Carly Kiselycznyk, PhD, Founder & CEO, presented for A Smart Pacifier for Objective Behavioral Assessments of Infant Hearing - BrainChild Technologies, LLC is improving early identification of hearing loss in infants through a low-cost smart pacifier.
Sascha Lee, PhD, MBA, CEO, presented for Preclinical study for dynamic monitoring of VP shunt status using patented implantable microsensors - Senseer LLC is developing a multi-sensor module, MultiSense, that can be put in-line with already approved, implantable devices such as catheters or shunts, ultimately allowing for remote monitoring of device performance and, with that, timely intervention before severe and costly-to-treat symptoms arise due to device failure.
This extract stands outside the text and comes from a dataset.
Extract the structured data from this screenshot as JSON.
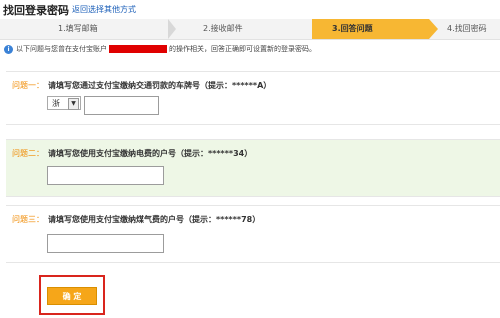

Patti White, MBA, Co-Founder & CEO, presented for Clinical research for breakthrough sickle cell diagnostic device - Hemex Health has developed an affordable, accurate, and compact testing platform (Gazelle™) for the millions of people who are at risk of malaria and sickle cell disease and lack access to viable diagnostics.
The CTIP portfolio includes 77 companies, of which 37 are local to Southern California. To date, CTIP portfolio companies have raised $47,477,557 in follow on funding. CTIP distributed $525,000 in total funding in FY2019.
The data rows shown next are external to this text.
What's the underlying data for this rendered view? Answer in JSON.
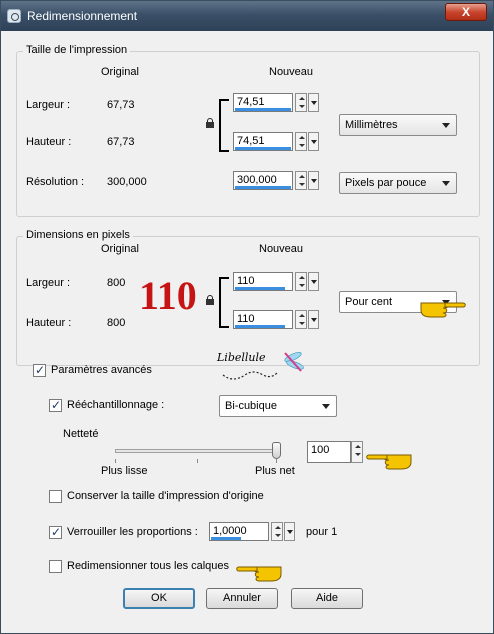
{
  "window": {
    "title": "Redimensionnement",
    "close_label": "X"
  },
  "print": {
    "group_title": "Taille de l'impression",
    "col_original": "Original",
    "col_new": "Nouveau",
    "width_label": "Largeur :",
    "width_original": "67,73",
    "width_new": "74,51",
    "height_label": "Hauteur :",
    "height_original": "67,73",
    "height_new": "74,51",
    "resolution_label": "Résolution :",
    "resolution_original": "300,000",
    "resolution_new": "300,000",
    "unit": "Millimètres",
    "res_unit": "Pixels par pouce"
  },
  "pixels": {
    "group_title": "Dimensions en pixels",
    "col_original": "Original",
    "col_new": "Nouveau",
    "width_label": "Largeur :",
    "width_original": "800",
    "width_new": "110",
    "height_label": "Hauteur :",
    "height_original": "800",
    "height_new": "110",
    "unit": "Pour cent",
    "annotation": "110"
  },
  "advanced": {
    "advanced_label": "Paramètres avancés",
    "advanced_checked": true,
    "resample_label": "Rééchantillonnage :",
    "resample_checked": true,
    "resample_method": "Bi-cubique",
    "sharpness_label": "Netteté",
    "sharpness_min": "Plus lisse",
    "sharpness_max": "Plus net",
    "sharpness_value": "100",
    "sharpness_level": 1.0,
    "keep_print_label": "Conserver la taille d'impression d'origine",
    "keep_print_checked": false,
    "lock_ratio_label": "Verrouiller les proportions :",
    "lock_ratio_checked": true,
    "ratio_value": "1,0000",
    "ratio_suffix": "pour 1",
    "resize_layers_label": "Redimensionner tous les calques",
    "resize_layers_checked": false
  },
  "watermark": "Libellule",
  "buttons": {
    "ok": "OK",
    "cancel": "Annuler",
    "help": "Aide"
  },
  "colors": {
    "accent_bar": "#3b8fe0",
    "annotation_red": "#c61414",
    "pointer_yellow": "#f5c400"
  }
}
“Los Angeles is becoming something special when it comes to tech. We are working in pediatrics in a city that’s vibrant in tech. This is the right time and the right place to build the pediatric hub for health and innovation,” said Yaniv Bar-Cohen, MD, Co-Director of CTIP, Director of Cardiac Rhythm Devices at Children’s Hospital Los Angeles & Professor of Clinical Pediatrics and Medicine at CHLA and the Keck School of Medicine at USC, in the closing remarks.